#### Task to complete
Quote the whole listing verbatim.

___ Dataset records

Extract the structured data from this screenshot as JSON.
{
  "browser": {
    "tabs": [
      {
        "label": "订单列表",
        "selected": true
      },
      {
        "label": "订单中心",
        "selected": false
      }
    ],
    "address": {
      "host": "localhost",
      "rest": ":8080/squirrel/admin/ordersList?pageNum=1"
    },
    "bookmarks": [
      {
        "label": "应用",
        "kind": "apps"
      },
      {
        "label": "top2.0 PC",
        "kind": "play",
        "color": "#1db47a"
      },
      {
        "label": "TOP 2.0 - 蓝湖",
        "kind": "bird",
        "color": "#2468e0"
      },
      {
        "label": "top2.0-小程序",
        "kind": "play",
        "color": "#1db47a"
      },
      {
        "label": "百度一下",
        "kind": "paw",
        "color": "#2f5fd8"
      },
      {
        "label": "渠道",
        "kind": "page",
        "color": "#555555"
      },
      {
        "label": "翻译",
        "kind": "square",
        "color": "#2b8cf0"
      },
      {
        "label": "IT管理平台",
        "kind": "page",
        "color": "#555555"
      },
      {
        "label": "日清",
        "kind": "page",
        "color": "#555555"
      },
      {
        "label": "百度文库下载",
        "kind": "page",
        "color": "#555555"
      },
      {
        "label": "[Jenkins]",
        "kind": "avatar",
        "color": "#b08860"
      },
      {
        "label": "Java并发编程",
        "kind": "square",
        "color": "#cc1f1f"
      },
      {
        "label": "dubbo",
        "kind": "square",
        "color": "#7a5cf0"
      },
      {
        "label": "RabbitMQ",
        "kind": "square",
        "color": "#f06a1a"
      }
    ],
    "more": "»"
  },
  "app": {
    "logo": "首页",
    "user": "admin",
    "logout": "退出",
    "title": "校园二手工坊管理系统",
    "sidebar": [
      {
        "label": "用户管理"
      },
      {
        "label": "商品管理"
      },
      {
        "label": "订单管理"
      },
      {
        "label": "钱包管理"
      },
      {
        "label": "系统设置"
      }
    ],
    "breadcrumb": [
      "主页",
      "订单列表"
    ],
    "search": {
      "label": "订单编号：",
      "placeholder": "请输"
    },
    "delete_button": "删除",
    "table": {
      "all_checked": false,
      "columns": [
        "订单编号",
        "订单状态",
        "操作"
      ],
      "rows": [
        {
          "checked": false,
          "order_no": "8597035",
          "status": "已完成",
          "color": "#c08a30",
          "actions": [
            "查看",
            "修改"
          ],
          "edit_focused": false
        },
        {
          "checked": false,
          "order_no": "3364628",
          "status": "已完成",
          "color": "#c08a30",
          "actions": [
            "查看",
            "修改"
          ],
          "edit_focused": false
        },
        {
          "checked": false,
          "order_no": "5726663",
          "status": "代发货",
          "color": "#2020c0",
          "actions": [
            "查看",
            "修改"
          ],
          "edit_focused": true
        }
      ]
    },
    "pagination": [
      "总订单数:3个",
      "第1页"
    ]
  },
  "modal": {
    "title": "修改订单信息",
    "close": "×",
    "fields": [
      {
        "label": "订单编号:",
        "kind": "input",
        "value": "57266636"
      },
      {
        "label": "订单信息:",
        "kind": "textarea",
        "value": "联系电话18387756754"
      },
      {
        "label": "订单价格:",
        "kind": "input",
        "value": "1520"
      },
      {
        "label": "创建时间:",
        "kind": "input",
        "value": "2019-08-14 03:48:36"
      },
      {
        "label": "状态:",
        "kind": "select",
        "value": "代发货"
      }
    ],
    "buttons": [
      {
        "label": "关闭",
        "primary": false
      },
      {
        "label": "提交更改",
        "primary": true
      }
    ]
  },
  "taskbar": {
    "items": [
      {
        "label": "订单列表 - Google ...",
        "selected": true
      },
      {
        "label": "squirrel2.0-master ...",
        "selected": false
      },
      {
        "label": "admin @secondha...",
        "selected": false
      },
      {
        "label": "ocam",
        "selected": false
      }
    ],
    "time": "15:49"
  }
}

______

#### Your solution
Extract the structured data from this screenshot as JSON.
{
  "browser": {
    "tabs": [
      {
        "label": "订单列表",
        "selected": true
      },
      {
        "label": "订单中心",
        "selected": false
      }
    ],
    "address": {
      "host": "localhost",
      "rest": ":8080/squirrel/admin/ordersList?pageNum=1"
    },
    "bookmarks": [
      {
        "label": "应用",
        "kind": "apps"
      },
      {
        "label": "top2.0 PC",
        "kind": "play",
        "color": "#1db47a"
      },
      {
        "label": "TOP 2.0 - 蓝湖",
        "kind": "bird",
        "color": "#2468e0"
      },
      {
        "label": "top2.0-小程序",
        "kind": "play",
        "color": "#1db47a"
      },
      {
        "label": "百度一下",
        "kind": "paw",
        "color": "#2f5fd8"
      },
      {
        "label": "渠道",
        "kind": "page",
        "color": "#555555"
      },
      {
        "label": "翻译",
        "kind": "square",
        "color": "#2b8cf0"
      },
      {
        "label": "IT管理平台",
        "kind": "page",
        "color": "#555555"
      },
      {
        "label": "日清",
        "kind": "page",
        "color": "#555555"
      },
      {
        "label": "百度文库下载",
        "kind": "page",
        "color": "#555555"
      },
      {
        "label": "[Jenkins]",
        "kind": "avatar",
        "color": "#b08860"
      },
      {
        "label": "Java并发编程",
        "kind": "square",
        "color": "#cc1f1f"
      },
      {
        "label": "dubbo",
        "kind": "square",
        "color": "#7a5cf0"
      },
      {
        "label": "RabbitMQ",
        "kind": "square",
        "color": "#f06a1a"
      }
    ],
    "more": "»"
  },
  "app": {
    "logo": "首页",
    "user": "admin",
    "logout": "退出",
    "title": "校园二手工坊管理系统",
    "sidebar": [
      {
        "label": "用户管理"
      },
      {
        "label": "商品管理"
      },
      {
        "label": "订单管理"
      },
      {
        "label": "钱包管理"
      },
      {
        "label": "系统设置"
      }
    ],
    "breadcrumb": [
      "主页",
      "订单列表"
    ],
    "search": {
      "label": "订单编号：",
      "placeholder": "请输"
    },
    "delete_button": "删除",
    "table": {
      "all_checked": false,
      "columns": [
        "订单编号",
        "订单状态",
        "操作"
      ],
      "rows": [
        {
          "checked": false,
          "order_no": "8597035",
          "status": "已完成",
          "color": "#c08a30",
          "actions": [
            "查看",
            "修改"
          ],
          "edit_focused": false
        },
        {
          "checked": false,
          "order_no": "3364628",
          "status": "已完成",
          "color": "#c08a30",
          "actions": [
            "查看",
            "修改"
          ],
          "edit_focused": false
        },
        {
          "checked": false,
          "order_no": "5726663",
          "status": "代发货",
          "color": "#2020c0",
          "actions": [
            "查看",
            "修改"
          ],
          "edit_focused": true
        }
      ]
    },
    "pagination": [
      "总订单数:3个",
      "第1页"
    ]
  },
  "modal": {
    "title": "修改订单信息",
    "close": "×",
    "fields": [
      {
        "label": "订单编号:",
        "kind": "input",
        "value": "57266636"
      },
      {
        "label": "订单信息:",
        "kind": "textarea",
        "value": "联系电话18387756754"
      },
      {
        "label": "订单价格:",
        "kind": "input",
        "value": "1520"
      },
      {
        "label": "创建时间:",
        "kind": "input",
        "value": "2019-08-14 03:48:36"
      },
      {
        "label": "状态:",
        "kind": "select",
        "value": "代发货"
      }
    ],
    "buttons": [
      {
        "label": "关闭",
        "primary": false
      },
      {
        "label": "提交更改",
        "primary": true
      }
    ]
  },
  "taskbar": {
    "items": [
      {
        "label": "订单列表 - Google ...",
        "selected": true
      },
      {
        "label": "squirrel2.0-master ...",
        "selected": false
      },
      {
        "label": "admin @secondha...",
        "selected": false
      },
      {
        "label": "ocam",
        "selected": false
      }
    ],
    "time": "15:49"
  }
}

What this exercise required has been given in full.